Professional stick and ball leagues have collectively jumped on the esports bandwagon in recent weeks to entertain fans and possibly cut down on revenue losses from the coronavirus pandemic.
Television partners – themselves in search of more live programming – have not been shy about airing gaming competitions on their networks either.
Spanish-language network Univision offers one of the more recent examples of this trend. The U.S.-based company leveraged its existing broadcast agreement with Mexico’s Liga MX to launch an online soccer competition on April 10. eLiga MX BBVA took about three weeks from ideation to broadcast, Marco Liceaga, Univision senior vice president of marketing and business development, said.
The tournament features a 17 matchday season – 118 total games – played out by professional soccer players representing their respective clubs on FIFA 20. All games will be broadcast on Univision’s TUDN – a dedicated sports channel the network launched in 2012.
“We’ve been wanting to do something with Liga MX in esports for some time, but did not have a clear path,” Liceaga said. “We had a couple of very fun games over the weekend, with players going back-and-forth scoring goals. Still, there are things we are learning and trying to improve.”
Letting Liga MX players concentrate more on matches rather than interaction with play-by-play announcers during telecasts is one major takeaway from the opening weekend, Liceaga said. TV ratings for the esports shows spanning one hour on Univision have not been released as of April 13, according to the network. The eLiga MX esports season is set to conclude in June.
“The product is in good shape,” Liceaga said. “This is something that if it continues to go the way we think it will go, even when things go back to normal, we will look at ways to expand it.”

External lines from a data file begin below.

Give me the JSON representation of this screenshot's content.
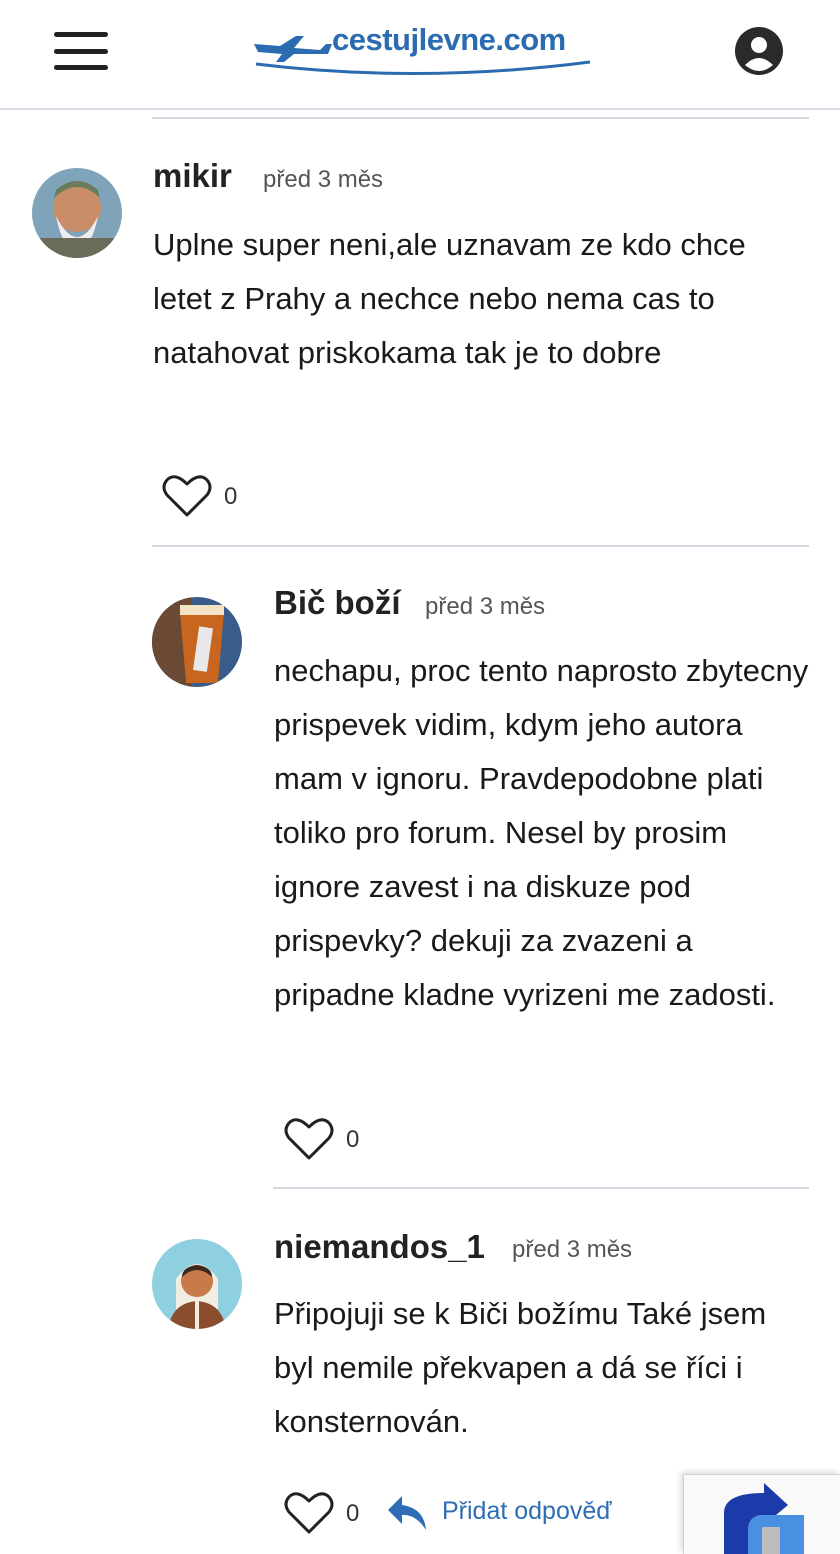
{
  "header": {
    "brand": "cestujlevne.com",
    "menu_icon": "hamburger-menu-icon",
    "account_icon": "user-account-icon"
  },
  "colors": {
    "brand_blue": "#2b6bb0",
    "link_blue": "#2e6db4",
    "divider": "#d5d8e0"
  },
  "comments": [
    {
      "author": "mikir",
      "time": "před 3 měs",
      "text": "Uplne super neni,ale uznavam ze kdo chce letet z Prahy a nechce nebo nema cas to natahovat priskokama tak je to dobre",
      "likes": "0"
    },
    {
      "author": "Bič boží",
      "time": "před 3 měs",
      "text": "nechapu, proc tento naprosto zbytecny prispevek vidim, kdym jeho autora mam v ignoru. Pravdepodobne plati toliko pro forum. Nesel by prosim ignore zavest i na diskuze pod prispevky? dekuji za zvazeni a pripadne kladne vyrizeni me zadosti.",
      "likes": "0"
    },
    {
      "author": "niemandos_1",
      "time": "před 3 měs",
      "text": "Připojuji se k Biči božímu Také jsem byl nemile překvapen a dá se říci i konsternován.",
      "likes": "0",
      "reply_label": "Přidat odpověď"
    }
  ]
}
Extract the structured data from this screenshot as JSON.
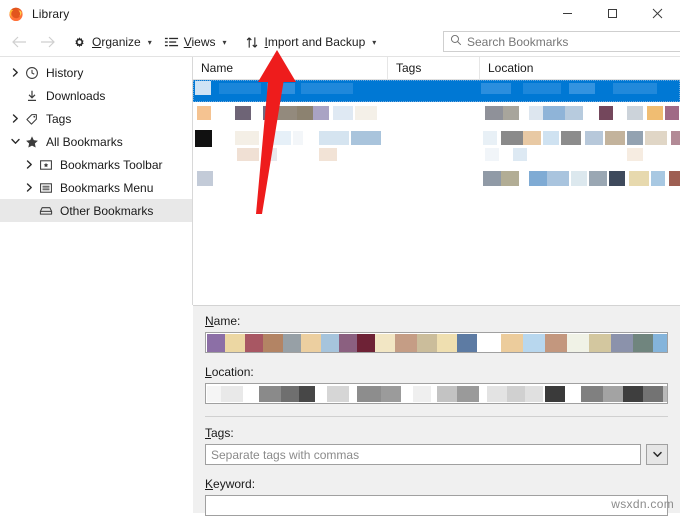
{
  "window": {
    "title": "Library",
    "app_icon": "firefox-logo-icon",
    "controls": {
      "minimize": "minimize-icon",
      "maximize": "maximize-icon",
      "close": "close-icon"
    }
  },
  "toolbar": {
    "back": "back-arrow-icon",
    "forward": "forward-arrow-icon",
    "organize_label": "Organize",
    "organize_icon": "gear-icon",
    "views_label": "Views",
    "views_icon": "list-view-icon",
    "import_label": "Import and Backup",
    "import_icon": "up-down-arrows-icon",
    "caret": "˅"
  },
  "search": {
    "icon": "search-icon",
    "placeholder": "Search Bookmarks",
    "value": ""
  },
  "sidebar": {
    "items": [
      {
        "label": "History",
        "icon": "clock-icon",
        "twisty": "collapsed",
        "level": 1,
        "selected": false
      },
      {
        "label": "Downloads",
        "icon": "download-icon",
        "twisty": "none",
        "level": 1,
        "selected": false
      },
      {
        "label": "Tags",
        "icon": "tag-icon",
        "twisty": "collapsed",
        "level": 1,
        "selected": false
      },
      {
        "label": "All Bookmarks",
        "icon": "star-icon",
        "twisty": "expanded",
        "level": 1,
        "selected": false
      },
      {
        "label": "Bookmarks Toolbar",
        "icon": "toolbar-folder-icon",
        "twisty": "collapsed",
        "level": 2,
        "selected": false
      },
      {
        "label": "Bookmarks Menu",
        "icon": "menu-folder-icon",
        "twisty": "collapsed",
        "level": 2,
        "selected": false
      },
      {
        "label": "Other Bookmarks",
        "icon": "other-folder-icon",
        "twisty": "none",
        "level": 2,
        "selected": true
      }
    ]
  },
  "list": {
    "columns": [
      {
        "label": "Name"
      },
      {
        "label": "Tags"
      },
      {
        "label": "Location"
      }
    ],
    "rows": [
      {
        "selected": true,
        "redacted": true
      },
      {
        "selected": false,
        "redacted": true
      },
      {
        "selected": false,
        "redacted": true
      },
      {
        "selected": false,
        "redacted": true
      }
    ]
  },
  "detail": {
    "name_label": "Name:",
    "name_value": "",
    "location_label": "Location:",
    "location_value": "",
    "tags_label": "Tags:",
    "tags_placeholder": "Separate tags with commas",
    "tags_value": "",
    "tags_dropdown_icon": "chevron-down-icon",
    "keyword_label": "Keyword:",
    "keyword_value": ""
  },
  "annotation": {
    "arrow_color": "#ee1c1c",
    "points_to": "Import and Backup"
  },
  "watermark": {
    "text": "wsxdn.com"
  },
  "colors": {
    "selection_blue": "#0078d4",
    "panel_gray": "#f0f0f0",
    "sidebar_selection": "#e8e8e8"
  }
}
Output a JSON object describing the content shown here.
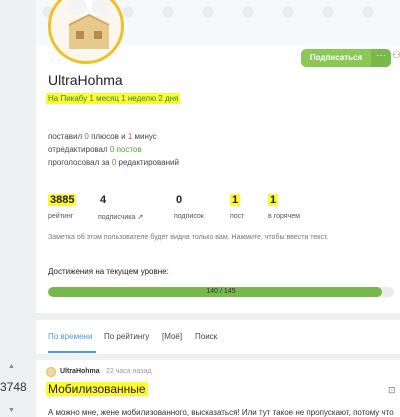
{
  "profile": {
    "username": "UltraHohma",
    "on_pikabu": "На Пикабу 1 месяц 1 неделю 2 дня",
    "subscribe_label": "Подписаться",
    "more_label": "···",
    "activity": {
      "line1_prefix": "поставил ",
      "line1_plus_count": "0",
      "line1_mid": " плюсов и ",
      "line1_minus_count": "1",
      "line1_suffix": " минус",
      "line2_prefix": "отредактировал ",
      "line2_posts": "0 постов",
      "line3_prefix": "проголосовал за ",
      "line3_count": "0",
      "line3_suffix": " редактирований"
    },
    "counters": [
      {
        "value": "3885",
        "label": "рейтинг"
      },
      {
        "value": "4",
        "label": "подписчика"
      },
      {
        "value": "0",
        "label": "подписок"
      },
      {
        "value": "1",
        "label": "пост"
      },
      {
        "value": "1",
        "label": "в горячем"
      }
    ],
    "note": "Заметка об этом пользователе будет видна только вам. Нажмите, чтобы ввести текст."
  },
  "level": {
    "title": "Достижения на текущем уровне:",
    "progress_text": "140 / 145",
    "progress_fraction": 0.966
  },
  "tabs": [
    "По времени",
    "По рейтингу",
    "[Моё]",
    "Поиск"
  ],
  "rail": {
    "count": "3748"
  },
  "post": {
    "author": "UltraHohma",
    "time": "22 часа назад",
    "title": "Мобилизованные",
    "text": "А можно мне, жене мобилизованного, высказаться! Или тут такое не пропускают, потому что"
  },
  "colors": {
    "accent_green": "#8ac858",
    "highlight_yellow": "#fff933",
    "tab_blue": "#4a9bd8",
    "avatar_ring": "#f0c02a"
  },
  "icons": {
    "more": "ellipsis-icon",
    "save": "bookmark-icon",
    "note_external": "external-link-icon"
  }
}
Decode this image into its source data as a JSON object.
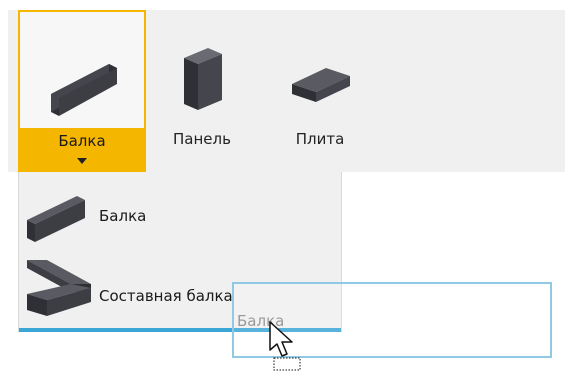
{
  "ribbon": {
    "buttons": [
      {
        "label": "Балка",
        "icon": "beam-icon",
        "selected": true
      },
      {
        "label": "Панель",
        "icon": "panel-icon"
      },
      {
        "label": "Плита",
        "icon": "slab-icon"
      }
    ]
  },
  "dropdown": {
    "items": [
      {
        "label": "Балка",
        "icon": "beam-icon"
      },
      {
        "label": "Составная балка",
        "icon": "composite-beam-icon"
      }
    ]
  },
  "drag": {
    "label": "Балка",
    "cursor": "move-cursor-icon"
  },
  "colors": {
    "selected_highlight": "#f5b600",
    "accent_blue": "#3aa6d6",
    "icon_dark": "#3d3d44"
  }
}
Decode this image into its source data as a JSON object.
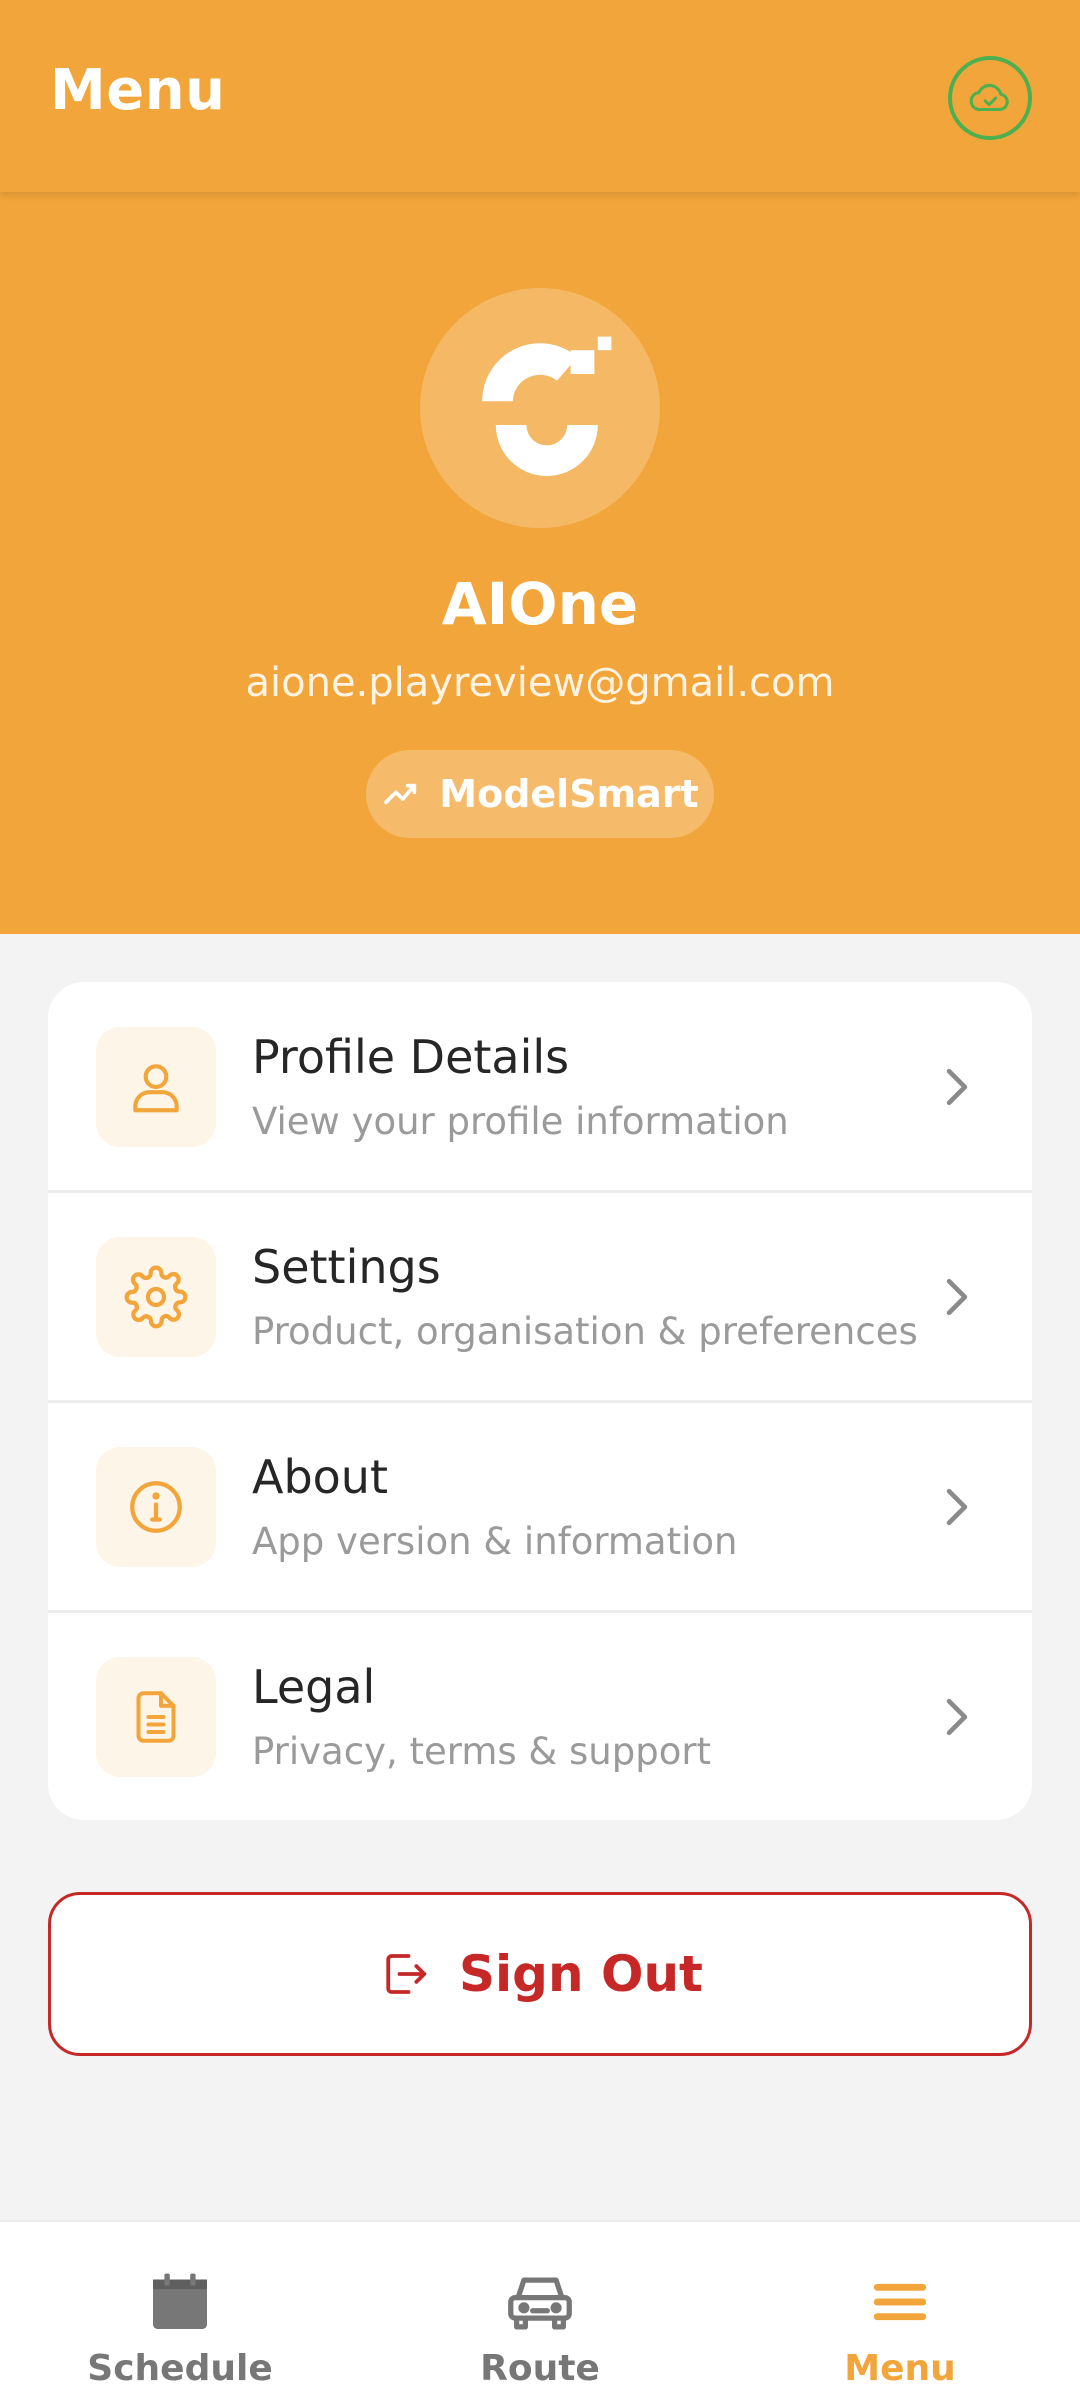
{
  "header": {
    "title": "Menu",
    "sync_icon": "cloud-check-icon",
    "sync_color": "#4caf50"
  },
  "profile": {
    "name": "AIOne",
    "email": "aione.playreview@gmail.com",
    "product_chip": "ModelSmart",
    "avatar_icon": "brand-logo-icon"
  },
  "menu": {
    "items": [
      {
        "title": "Profile Details",
        "subtitle": "View your profile information",
        "icon": "user-icon"
      },
      {
        "title": "Settings",
        "subtitle": "Product, organisation & preferences",
        "icon": "gear-icon"
      },
      {
        "title": "About",
        "subtitle": "App version & information",
        "icon": "info-icon"
      },
      {
        "title": "Legal",
        "subtitle": "Privacy, terms & support",
        "icon": "document-icon"
      }
    ]
  },
  "signout": {
    "label": "Sign Out",
    "icon": "logout-icon"
  },
  "bottom_nav": {
    "items": [
      {
        "label": "Schedule",
        "icon": "calendar-icon",
        "active": false
      },
      {
        "label": "Route",
        "icon": "car-icon",
        "active": false
      },
      {
        "label": "Menu",
        "icon": "hamburger-icon",
        "active": true
      }
    ]
  },
  "colors": {
    "brand": "#f2a53a",
    "danger": "#c62828",
    "inactive": "#777777"
  }
}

eLiga MX is not Univision’s first taste of esports. The network aired the EA Sports Madden Bowl in 2017 on linear television. However, this is the first time Univision has complete control of the production of an esports event – which the network has used to take Liga MX fans into players’ homes.
Marketers have also expressed early interest in the esports league, Liceaga said. Univision’s sales team is in conversations with a handful of brands interested in advertising around the competition.
“We’re hopeful one or more will come on board with the product,” Liceaga said, adding that prospective brands are a mix of existing partners and new entrants interested in the initiative.
“They see a perfect tie into the LigaMX property and the brand,” he said.
When Univision is not airing Liga MX esports competitions on FIFA 20, it’s filling other programming blocks with archived content in the form of classic matches from the UEFA Champions League, Mexican, and U.S. national team games, and MLS. The latter announced its own esports initiative with Fox on April 13.
Several match replays have been condensed by Univision to 60 minutes. The network also has added new commentary to make games feel more current. Classic matches over the course of MLS’ 25-year history will air on the network this week.
Univision continues to air its sports studio shows such as “Contacto Deportivo” and “Linea de Cuatro” on TUDN with a focus on current events in the sports world, particularly related to the coronavirus pandemic.
“Even though there are no live games, discussions are happening about the state of leagues or clubs,” Liceaga said. “So we are providing the latest information to the consumer. Games are not taking place, but there is still plenty of information around.”